We want to make learning a delightful experience by incorporating animation, riddles, puzzles and stories that are aligned to support teachers and enhance the quality of student engagement - based on State board curriculum, making prescribed textbooks fun and easy.
The teacher-centric software tool is meant to aid teachers in a classroom through the use of technology already available in the schools. The team started by providing solutions for government primary schools and has steadily grown over the last six years. Learning Delight is currently functional in over 4,400 rural government schools spread over nine districts of Gujarat.
The ride, however, wasn’t easy. there were several obvious gaps in the market. The language software in the market was in English, which was difficult for the teachers—who were more comfortable in their regional language—to grasp. They were also hesitant to use technology and were resistant to change.
Making it easier for rural schools
Thus the team built every part of the operating software, including UI, animation, riddles, quiz, in regional language so that teachers don’t face any kind of language barrier.
The Learning Delight software is incorporated with e-books that have multimedia components. This enabled the teachers to use the software more effectively in the classrooms. Learning Delight works offline, and does not rely on Internet connectivity to enable digital teaching.
Ashok Jatiya, Principal of Mamuara Prathmik Shala, says:
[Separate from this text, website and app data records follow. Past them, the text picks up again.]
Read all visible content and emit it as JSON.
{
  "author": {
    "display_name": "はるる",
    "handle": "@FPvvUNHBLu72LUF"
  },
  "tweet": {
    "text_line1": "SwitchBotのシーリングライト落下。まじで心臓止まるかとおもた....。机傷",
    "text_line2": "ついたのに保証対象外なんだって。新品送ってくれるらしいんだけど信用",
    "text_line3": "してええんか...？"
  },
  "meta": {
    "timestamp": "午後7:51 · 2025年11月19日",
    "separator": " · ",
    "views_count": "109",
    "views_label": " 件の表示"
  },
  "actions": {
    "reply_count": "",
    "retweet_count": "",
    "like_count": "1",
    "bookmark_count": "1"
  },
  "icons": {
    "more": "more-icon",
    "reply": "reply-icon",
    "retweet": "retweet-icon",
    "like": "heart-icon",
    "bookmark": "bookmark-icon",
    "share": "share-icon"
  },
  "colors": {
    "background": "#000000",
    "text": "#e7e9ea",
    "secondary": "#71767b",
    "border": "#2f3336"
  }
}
As the Learning Delight software content is presented in audio-visual format with lot of images, videos and animations the learning and understanding becomes interesting and easy for students.
The team doesn’t depend on rural schools to generate revenue as they believe it would defeat the purpose of empowering these schools. Instead they appeal to corporate social responsibility initiatives of companies or philanthropists to fund Learning Delight.
The team started with five schools in 2011 and then garnered support from various large enterprises like Transpek Industries Ltd., Adani Foundation, Excel Crop Care Ltd., and others individual donors to scale up the project.
This year they also started the project with Rotary International, Rotary District 3051 and 3060 to spread the Learning Delight project in nine districts covering upto 4,400 schools.
“We had challenged ourselves; if they can’t understand the software in the first 15 minutes then we are not doing it right,” says Harshal.
Focus on aiding the teacher
Today, several other organisations, like Hippocampus started by ex-Infosys employees, and Aspada-backed Xamcheck, are focussed on transforming the way education is conducted in schools. There also is vChalk Education, which enables school teachers to deliver and monitor effective catch-up classes in primary-level English and math using interactive activities.
Learning Delight selects schools with government-run Computer Aided Learning programme, and installs the software in those schools. During installation, they train teachers on how to operate the software.
The software is designed to address current gaps in the rural education sector, such as language barrier. Harshal says it is a simple technology that enables wider and faster adoption, and since it is a teacher-aiding tool that replicates their current teaching methods, it makes it easy for teachers to use it, without deviating too much from their current teaching methodology.
“We have a team of 30 including animators, programmers and people on the ground who provide maintenance support,” says Harshal. In 2014, his wife, Parinita, joined in as the VP, Marketing.
Gujarat alone has approximately 32,000 rural and semi-rural schools in the State. The team believes that there is ample ground to cover next year and plans to extend their reach to neighbouring States over the next year.
“Our ultimate goal, of course, remains to empower each and every rural school in India with the Learning Delight software and support the government’s initiative to digitise rural schools all over the country,” says Harshal.